Trade Mark protection has advanced significantly from the days when marks consisted primarily of words, letters, logos or reproduction of images in two-dimensional forms. In many countries throughout the world, amendments to legislation as well as continually evolving trademark practices have extended the scope of trademark protection to include non-conventional trademarks such as three-dimensional marks, sounds and even smells.
In Malaysia, while the law is clear that “sounds” and “smells” do not fall within the statutory definition of a “mark” (because the Act states that only printed or other visual use of the mark is to be construed as references to use of a mark), there appears to be no specific provision allowing three-dimensional trade marks.
The Trade Marks Act states that a “mark” includes a device, brand, heading, label, ticket, name, signature, word, letter, numeral or any combination thereof”, which therefore means that the provision is not exhaustive and it can be argued that three-dimensional marks do fall within the boundaries of the statutory definition.

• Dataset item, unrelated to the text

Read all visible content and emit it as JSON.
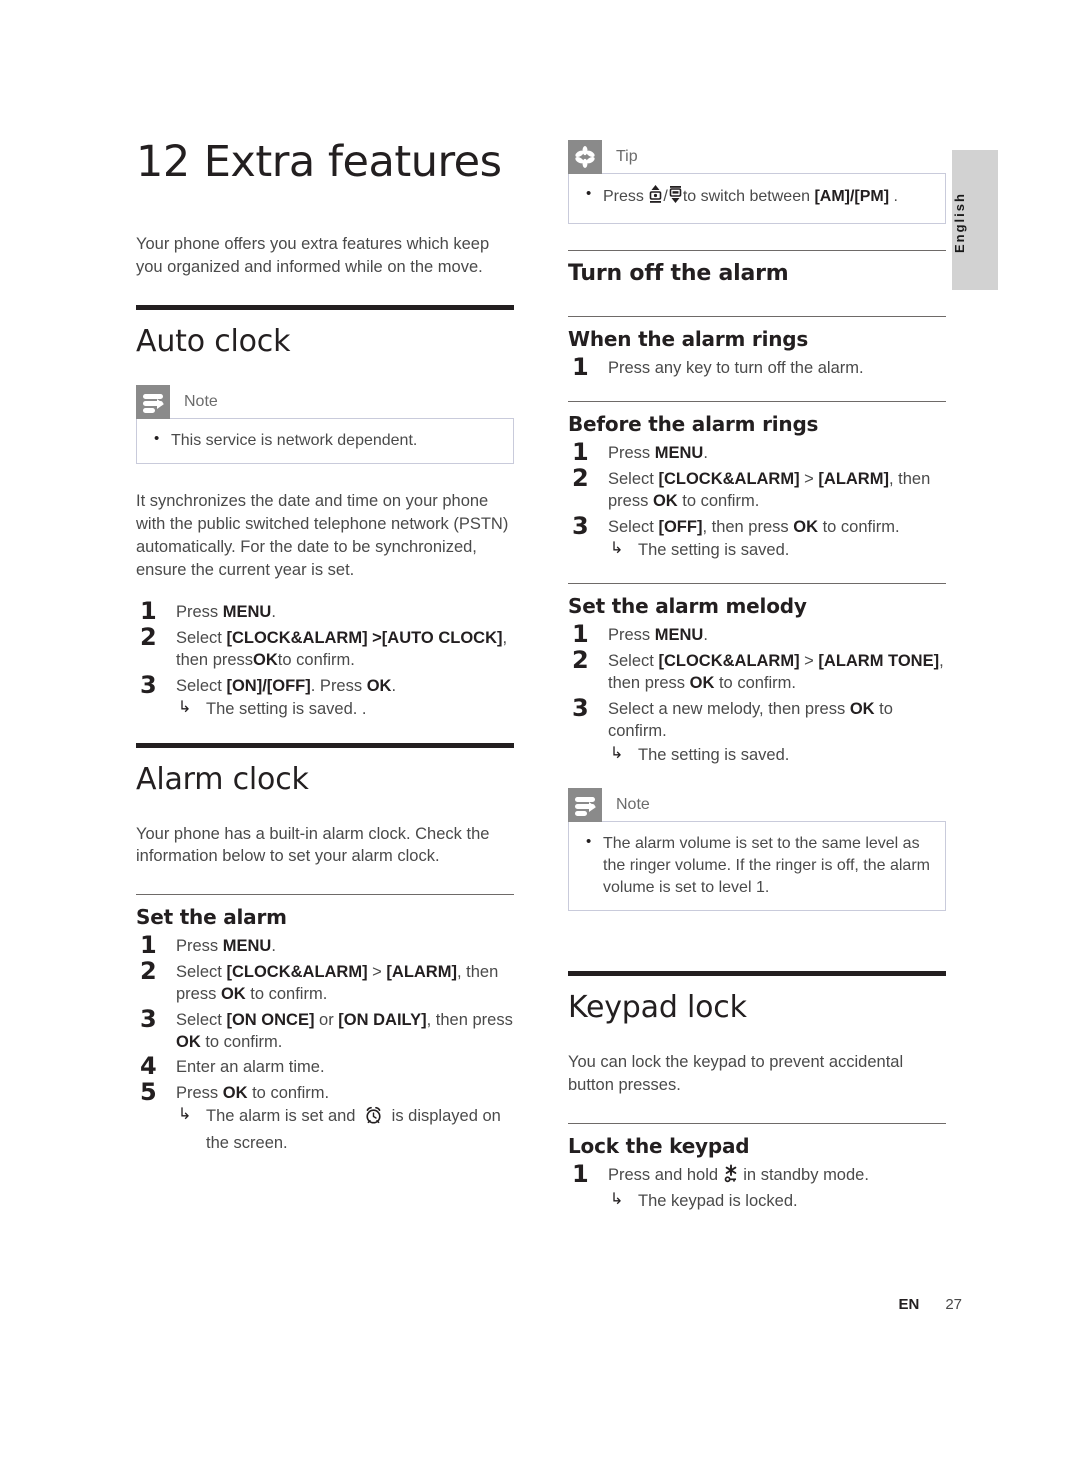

The view in support of the inclusion is that the word “device” is sufficiently wide to cover such marks, and the English case of Smith Kline & French Laboratories Ltd v Sterling-Winthrop Group Ltd  RPC 511 is taken as persuasive authority for the proposition that marks may be three-dimensional.
Further support is found in the Malaysian Trade Mark Office’s own Manual, which cites the Smith Kline case with approval and in addition discusses the procedures relating to the filing of an application in respect of three-dimensional marks by reference to the provisions in the Trade Mark Regulations relating to “cases of difficulty”.
Therefore, although there is a lack of specific legislation, it appears that three-dimensional marks are registrable in Malaysia and in fact there have been many instances of three-dimensional marks being successfully registered with the Malaysian Trade Mark Office. One of the best-known examples of this is the registration of the triangular three-dimensional configuration of the TOBLERONE chocolate bar. In addition to trade mark protection, three-dimensional shapes are also afforded protection through the Malaysian registered designs and copyright regimes.